Orsi said anti-growth sentiment is another factor slowing new home construction here and across Florida. “The municipalities don’t want to grow exponentially, which is understandable, and you always have that sentiment among residents who say, ‘Thank you for letting me in. Now please close the door.’”

That sentiment can lead to government boards and departments slow-walking new development. At the same time, the county building department is swamped with all the new projects that are underway, which results in long waits for inspections and building permits.

Sweeney said home production here is 10 times what it was during the slowest period of the great recession, but there aren’t 10 times as many inspectors.

“Instead of two months, it takes three or four months to get a building permit,” said Landers.

The disconnect here between the number of homes planned and the number built is part of a nationwide phenomenon. According to, the annual rate of new home permits in February was a strong 1.9 million, but home completions lagged that number by more than a third, with only 1.2 million homes on track to be completed this year.

And yet there is some good news, too, about new construction and inventory.

As Thorpe said, “Every new home helps,” providing a place for a family to live and put down roots. And there are some bright spots in the housing supply picture in Indian River County.

GHO Homes still has more than 20 single-family luxury homesites available in The Strand, and the county approved Handler’s Seaglass subdivision last year across from the Disney Resort, where sitework is underway and 72 new homes will soon be offered for sale.

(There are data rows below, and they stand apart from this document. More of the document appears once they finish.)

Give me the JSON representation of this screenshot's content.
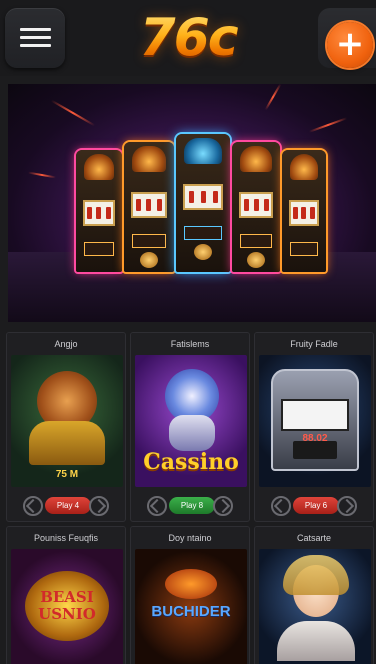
{
  "header": {
    "logo_text": "76c",
    "menu_icon": "hamburger-menu-icon",
    "add_icon": "plus-icon",
    "add_symbol": "+",
    "accent_color": "#f0620e"
  },
  "banner": {
    "subject": "Neon slot machines"
  },
  "games": [
    {
      "title": "Angjo",
      "thumb_text": "75 M",
      "play_label": "Play 4",
      "play_color": "red"
    },
    {
      "title": "Fatislems",
      "thumb_text": "Cassino",
      "play_label": "Play 8",
      "play_color": "green"
    },
    {
      "title": "Fruity Fadle",
      "thumb_text": "88.02",
      "play_label": "Play 6",
      "play_color": "red"
    },
    {
      "title": "Pouniss Feuqfis",
      "thumb_text": "BEASI USNIO",
      "play_label": "",
      "play_color": ""
    },
    {
      "title": "Doy ntaino",
      "thumb_text": "BUCHIDER",
      "play_label": "",
      "play_color": ""
    },
    {
      "title": "Catsarte",
      "thumb_text": "",
      "play_label": "",
      "play_color": ""
    }
  ]
}
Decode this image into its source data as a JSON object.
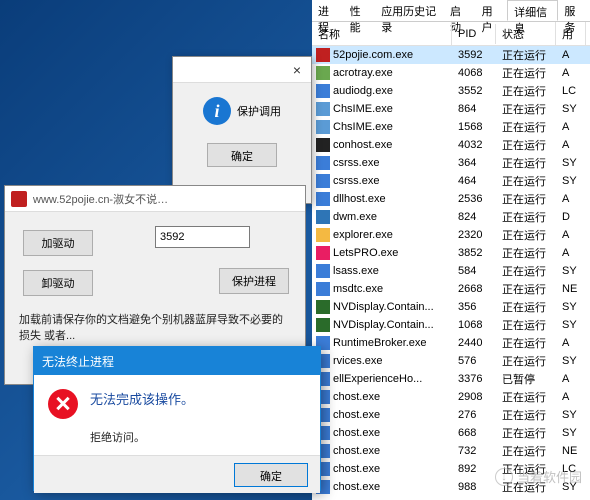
{
  "taskmgr": {
    "tabs": [
      "进程",
      "性能",
      "应用历史记录",
      "启动",
      "用户",
      "详细信息",
      "服务"
    ],
    "active_tab": 5,
    "columns": [
      "名称",
      "PID",
      "状态",
      "用"
    ],
    "rows": [
      {
        "icon": "#c02020",
        "name": "52pojie.com.exe",
        "pid": "3592",
        "status": "正在运行",
        "user": "A",
        "sel": true
      },
      {
        "icon": "#6aa84f",
        "name": "acrotray.exe",
        "pid": "4068",
        "status": "正在运行",
        "user": "A"
      },
      {
        "icon": "#3b7dd8",
        "name": "audiodg.exe",
        "pid": "3552",
        "status": "正在运行",
        "user": "LC"
      },
      {
        "icon": "#5b9bd5",
        "name": "ChsIME.exe",
        "pid": "864",
        "status": "正在运行",
        "user": "SY"
      },
      {
        "icon": "#5b9bd5",
        "name": "ChsIME.exe",
        "pid": "1568",
        "status": "正在运行",
        "user": "A"
      },
      {
        "icon": "#222",
        "name": "conhost.exe",
        "pid": "4032",
        "status": "正在运行",
        "user": "A"
      },
      {
        "icon": "#3b7dd8",
        "name": "csrss.exe",
        "pid": "364",
        "status": "正在运行",
        "user": "SY"
      },
      {
        "icon": "#3b7dd8",
        "name": "csrss.exe",
        "pid": "464",
        "status": "正在运行",
        "user": "SY"
      },
      {
        "icon": "#3b7dd8",
        "name": "dllhost.exe",
        "pid": "2536",
        "status": "正在运行",
        "user": "A"
      },
      {
        "icon": "#2e75b6",
        "name": "dwm.exe",
        "pid": "824",
        "status": "正在运行",
        "user": "D"
      },
      {
        "icon": "#f4b942",
        "name": "explorer.exe",
        "pid": "2320",
        "status": "正在运行",
        "user": "A"
      },
      {
        "icon": "#e91e63",
        "name": "LetsPRO.exe",
        "pid": "3852",
        "status": "正在运行",
        "user": "A"
      },
      {
        "icon": "#3b7dd8",
        "name": "lsass.exe",
        "pid": "584",
        "status": "正在运行",
        "user": "SY"
      },
      {
        "icon": "#3b7dd8",
        "name": "msdtc.exe",
        "pid": "2668",
        "status": "正在运行",
        "user": "NE"
      },
      {
        "icon": "#2a6b2a",
        "name": "NVDisplay.Contain...",
        "pid": "356",
        "status": "正在运行",
        "user": "SY"
      },
      {
        "icon": "#2a6b2a",
        "name": "NVDisplay.Contain...",
        "pid": "1068",
        "status": "正在运行",
        "user": "SY"
      },
      {
        "icon": "#3b7dd8",
        "name": "RuntimeBroker.exe",
        "pid": "2440",
        "status": "正在运行",
        "user": "A"
      },
      {
        "icon": "#3b7dd8",
        "name": "rvices.exe",
        "pid": "576",
        "status": "正在运行",
        "user": "SY"
      },
      {
        "icon": "#3b7dd8",
        "name": "ellExperienceHo...",
        "pid": "3376",
        "status": "已暂停",
        "user": "A"
      },
      {
        "icon": "#3b7dd8",
        "name": "chost.exe",
        "pid": "2908",
        "status": "正在运行",
        "user": "A"
      },
      {
        "icon": "#3b7dd8",
        "name": "chost.exe",
        "pid": "276",
        "status": "正在运行",
        "user": "SY"
      },
      {
        "icon": "#3b7dd8",
        "name": "chost.exe",
        "pid": "668",
        "status": "正在运行",
        "user": "SY"
      },
      {
        "icon": "#3b7dd8",
        "name": "chost.exe",
        "pid": "732",
        "status": "正在运行",
        "user": "NE"
      },
      {
        "icon": "#3b7dd8",
        "name": "chost.exe",
        "pid": "892",
        "status": "正在运行",
        "user": "LC"
      },
      {
        "icon": "#3b7dd8",
        "name": "chost.exe",
        "pid": "988",
        "status": "正在运行",
        "user": "SY"
      }
    ]
  },
  "mainwin": {
    "title": "www.52pojie.cn-淑女不说…",
    "btn_add": "加驱动",
    "btn_remove": "卸驱动",
    "btn_protect": "保护进程",
    "input_value": "3592",
    "message": "加载前请保存你的文档避免个别机器蓝屏导致不必要的损失\n或者..."
  },
  "infodlg": {
    "text": "保护调用",
    "ok": "确定"
  },
  "errdlg": {
    "title": "无法终止进程",
    "main": "无法完成该操作。",
    "sub": "拒绝访问。",
    "ok": "确定"
  },
  "watermark": "当着软件园"
}
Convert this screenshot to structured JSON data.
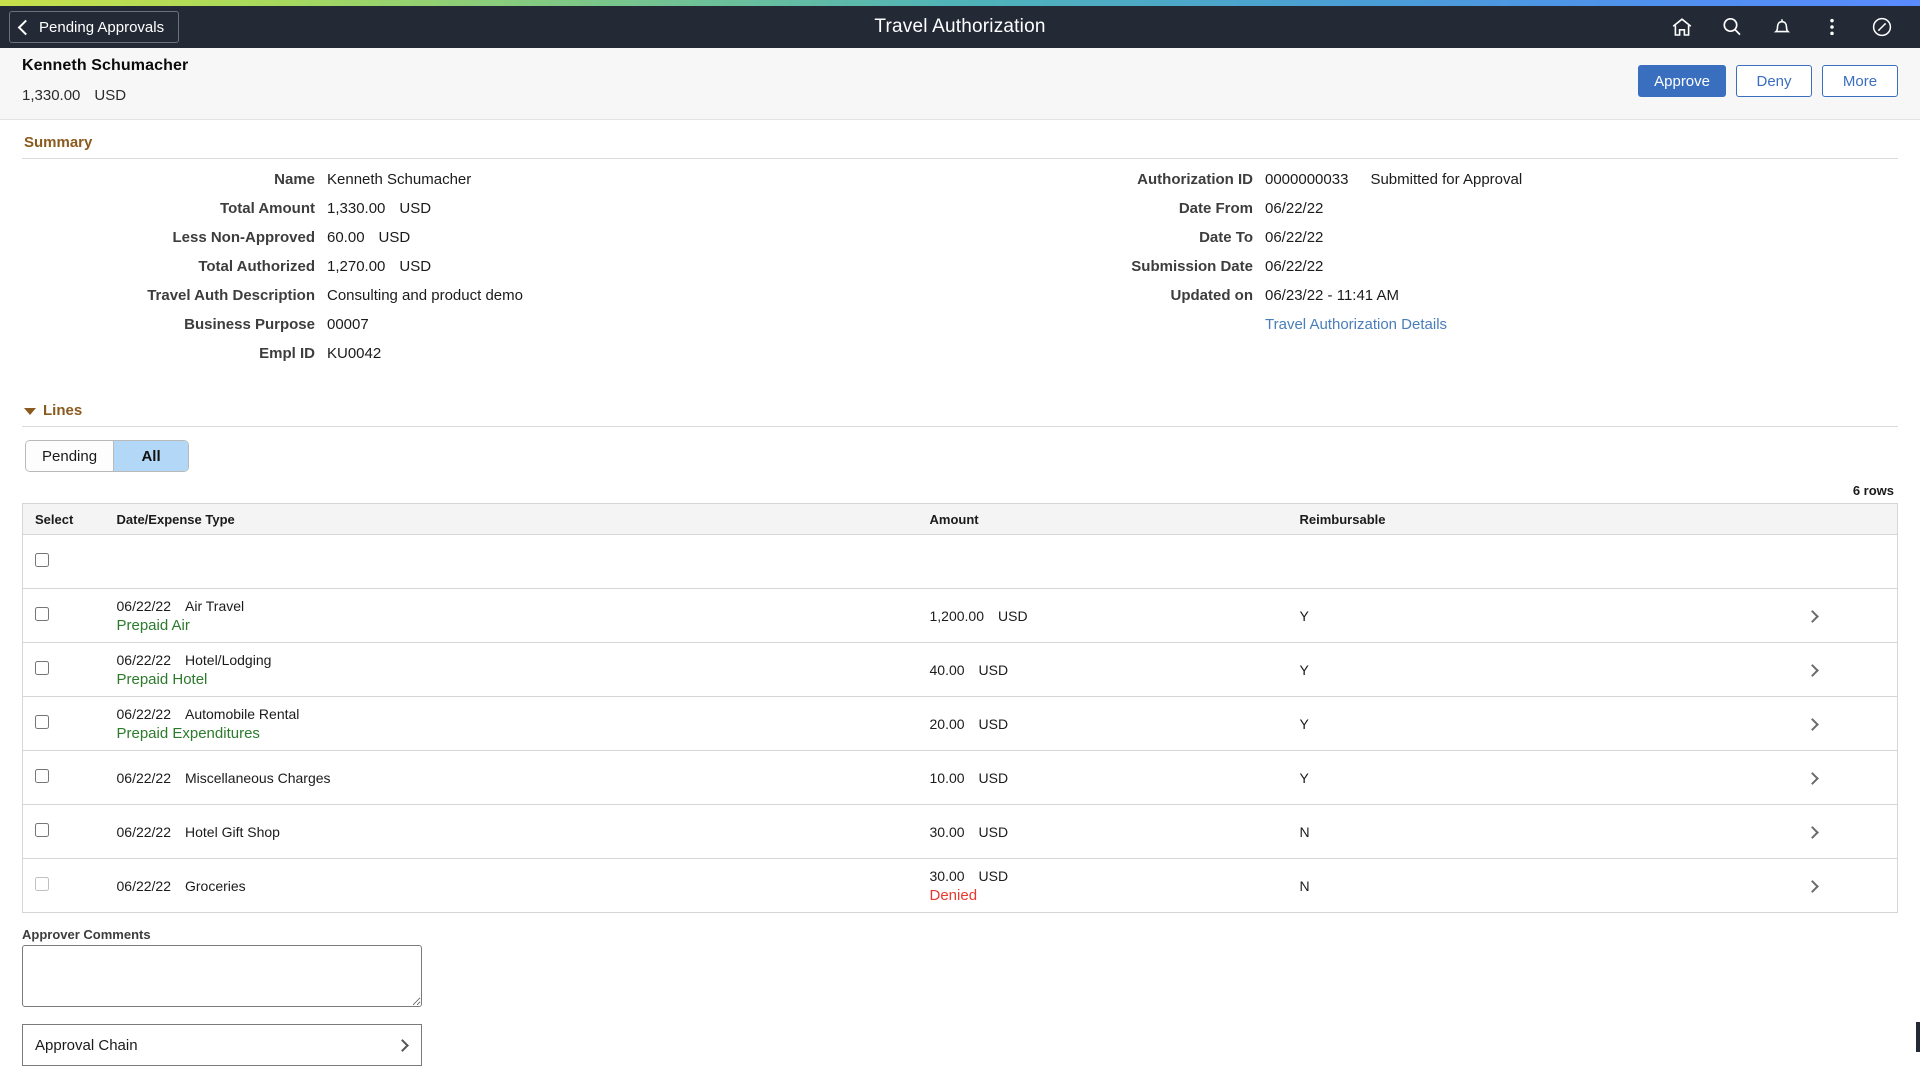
{
  "header": {
    "back_label": "Pending Approvals",
    "title": "Travel Authorization",
    "icons": [
      "home-icon",
      "search-icon",
      "notification-bell-icon",
      "overflow-menu-icon",
      "nav-bar-icon"
    ]
  },
  "subheader": {
    "employee_name": "Kenneth Schumacher",
    "amount": "1,330.00",
    "currency": "USD",
    "actions": {
      "approve": "Approve",
      "deny": "Deny",
      "more": "More"
    }
  },
  "summary": {
    "title": "Summary",
    "left": [
      {
        "label": "Name",
        "value": "Kenneth Schumacher",
        "unit": ""
      },
      {
        "label": "Total Amount",
        "value": "1,330.00",
        "unit": "USD"
      },
      {
        "label": "Less Non-Approved",
        "value": "60.00",
        "unit": "USD"
      },
      {
        "label": "Total Authorized",
        "value": "1,270.00",
        "unit": "USD"
      },
      {
        "label": "Travel Auth Description",
        "value": "Consulting and product demo",
        "unit": ""
      },
      {
        "label": "Business Purpose",
        "value": "00007",
        "unit": ""
      },
      {
        "label": "Empl ID",
        "value": "KU0042",
        "unit": ""
      }
    ],
    "right": [
      {
        "label": "Authorization ID",
        "value": "0000000033",
        "status": "Submitted for Approval"
      },
      {
        "label": "Date From",
        "value": "06/22/22",
        "status": ""
      },
      {
        "label": "Date To",
        "value": "06/22/22",
        "status": ""
      },
      {
        "label": "Submission Date",
        "value": "06/22/22",
        "status": ""
      },
      {
        "label": "Updated on",
        "value": "06/23/22 - 11:41 AM",
        "status": ""
      }
    ],
    "details_link": "Travel Authorization Details"
  },
  "lines": {
    "title": "Lines",
    "tabs": [
      {
        "label": "Pending",
        "active": false
      },
      {
        "label": "All",
        "active": true
      }
    ],
    "row_count_label": "6 rows",
    "columns": [
      "Select",
      "Date/Expense Type",
      "Amount",
      "Reimbursable"
    ],
    "rows": [
      {
        "date": "06/22/22",
        "type": "Air Travel",
        "sub": "Prepaid Air",
        "sub_state": "prepaid",
        "amount": "1,200.00",
        "currency": "USD",
        "reimbursable": "Y",
        "checked": false,
        "disabled": false
      },
      {
        "date": "06/22/22",
        "type": "Hotel/Lodging",
        "sub": "Prepaid Hotel",
        "sub_state": "prepaid",
        "amount": "40.00",
        "currency": "USD",
        "reimbursable": "Y",
        "checked": false,
        "disabled": false
      },
      {
        "date": "06/22/22",
        "type": "Automobile Rental",
        "sub": "Prepaid Expenditures",
        "sub_state": "prepaid",
        "amount": "20.00",
        "currency": "USD",
        "reimbursable": "Y",
        "checked": false,
        "disabled": false
      },
      {
        "date": "06/22/22",
        "type": "Miscellaneous Charges",
        "sub": "",
        "sub_state": "",
        "amount": "10.00",
        "currency": "USD",
        "reimbursable": "Y",
        "checked": false,
        "disabled": false
      },
      {
        "date": "06/22/22",
        "type": "Hotel Gift Shop",
        "sub": "",
        "sub_state": "",
        "amount": "30.00",
        "currency": "USD",
        "reimbursable": "N",
        "checked": false,
        "disabled": false
      },
      {
        "date": "06/22/22",
        "type": "Groceries",
        "sub": "Denied",
        "sub_state": "denied",
        "amount": "30.00",
        "currency": "USD",
        "reimbursable": "N",
        "checked": false,
        "disabled": true
      }
    ]
  },
  "footer": {
    "comments_label": "Approver Comments",
    "comments_value": "",
    "comments_placeholder": "",
    "approval_chain_label": "Approval Chain"
  },
  "colors": {
    "accent_blue": "#3a6fbf",
    "section_brown": "#8a5a1e",
    "prepaid_green": "#2c7a2c",
    "denied_red": "#e8392f",
    "header_dark": "#232a35",
    "tab_active": "#b3d7f7"
  }
}
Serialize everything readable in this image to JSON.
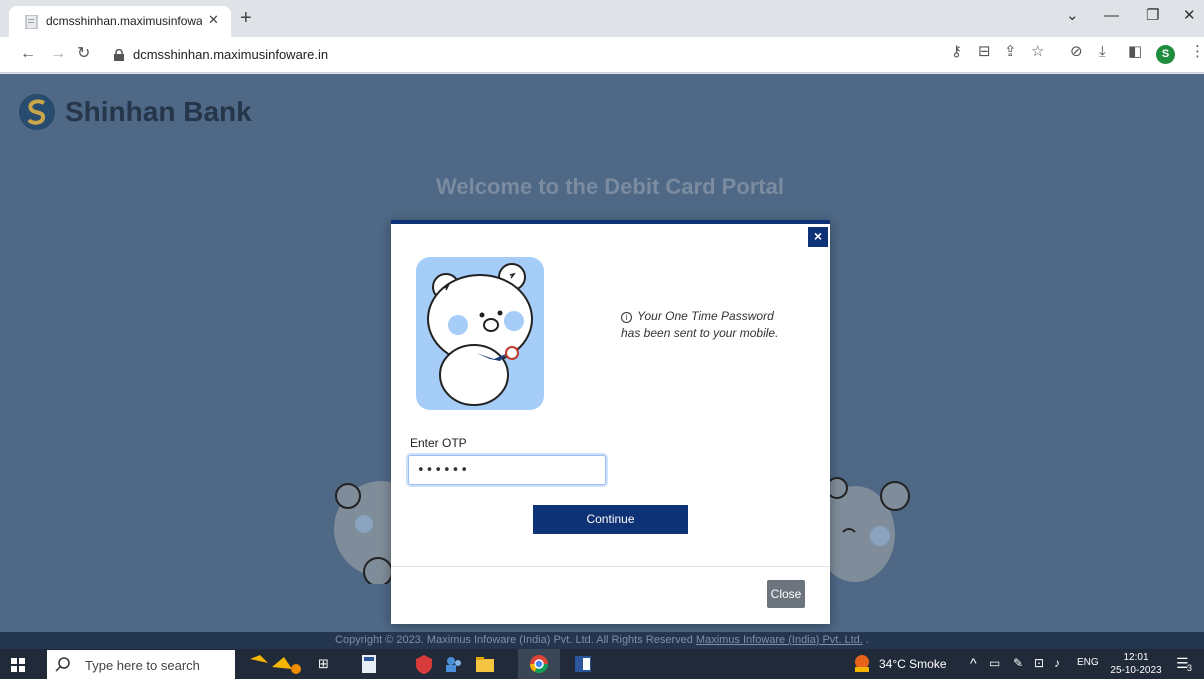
{
  "browser": {
    "tab_title": "dcmsshinhan.maximusinfoware.in",
    "url": "dcmsshinhan.maximusinfoware.in",
    "profile_initial": "S"
  },
  "page": {
    "bank_name": "Shinhan Bank",
    "welcome_title": "Welcome to the Debit Card Portal",
    "footer_text": "Copyright © 2023. Maximus Infoware (India) Pvt. Ltd. All Rights Reserved ",
    "footer_link": "Maximus Infoware (India) Pvt. Ltd.",
    "footer_suffix": " ."
  },
  "modal": {
    "close_x": "×",
    "info_icon": "i",
    "info_text": "Your One Time Password has been sent to your mobile.",
    "otp_label": "Enter OTP",
    "otp_value": "••••••",
    "continue_label": "Continue",
    "close_label": "Close"
  },
  "taskbar": {
    "search_placeholder": "Type here to search",
    "weather": "34°C  Smoke",
    "language": "ENG",
    "time": "12:01",
    "date": "25-10-2023",
    "notification_count": "3"
  },
  "colors": {
    "brand_navy": "#0d3275",
    "page_background": "#4e6886",
    "bear_card": "#a6cdf7"
  }
}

Just across the Wabasso Bridge, at route 510 and U.S. 1, the county approved Harbor isle in October, a 270-home subdivision by Divosta that will open for sales later this year.

Just last month, two builders bought land in Grand Harbor where they will be offering a combined 64 new homes, and, according to Thorpe, there is strong interest in another Grand Harbor parcel where an additional 78 houses can be built.

The county last year approved Venetian Grove, a 900-unit subdivision near the Vero Beach Outlet Mall being built by Coral Gables developer, The Kern Company.

Three other mainland subdivisions with more than 500 homes each are in the proposal stage and Orsi is moving ahead with his 830-home Heritage Reserve, where he hopes to begin construction by the end of the year.

“We are still forging ahead,” Orsi said. “It takes the patience of a saint sometimes, but what are you going to do? We have chosen this profession and you just have to go with the flow as best you can and get some houses built. Somebody has to do it!”

Despite the severe shortage of homes and all the obstacles to building new product fast enough to keep up with demand, “new home construction does have potential to help with inventory shortage, especially for homebuyers who have the flexibility to wait to move into their new homes,” according to Kicinski.

“For those buyers who are not in a huge rush to get into their new home, new construction is a great option as the buyer will ultimately get a brand-new home tailored to their wishes and needs.

“To the extent the builder has the means to do so, some builders are also building spec homes or ‘quick move-in homes’ in communities, which also has the potential to ease the pain of the inventory shortage.”

Kicinski said Lifestyle will deliver between 80 and 100 new homes this year, while Groza expects to complete about 70 homes on the Treasure Coast in 2022. Handler said he will complete between 200 and 250 houses, most in Indian River County, and dozens of other builders and developers, large and small, are chipping in. Their efforts won’t end the inventory crisis, but they’ll make it at least a little less severe.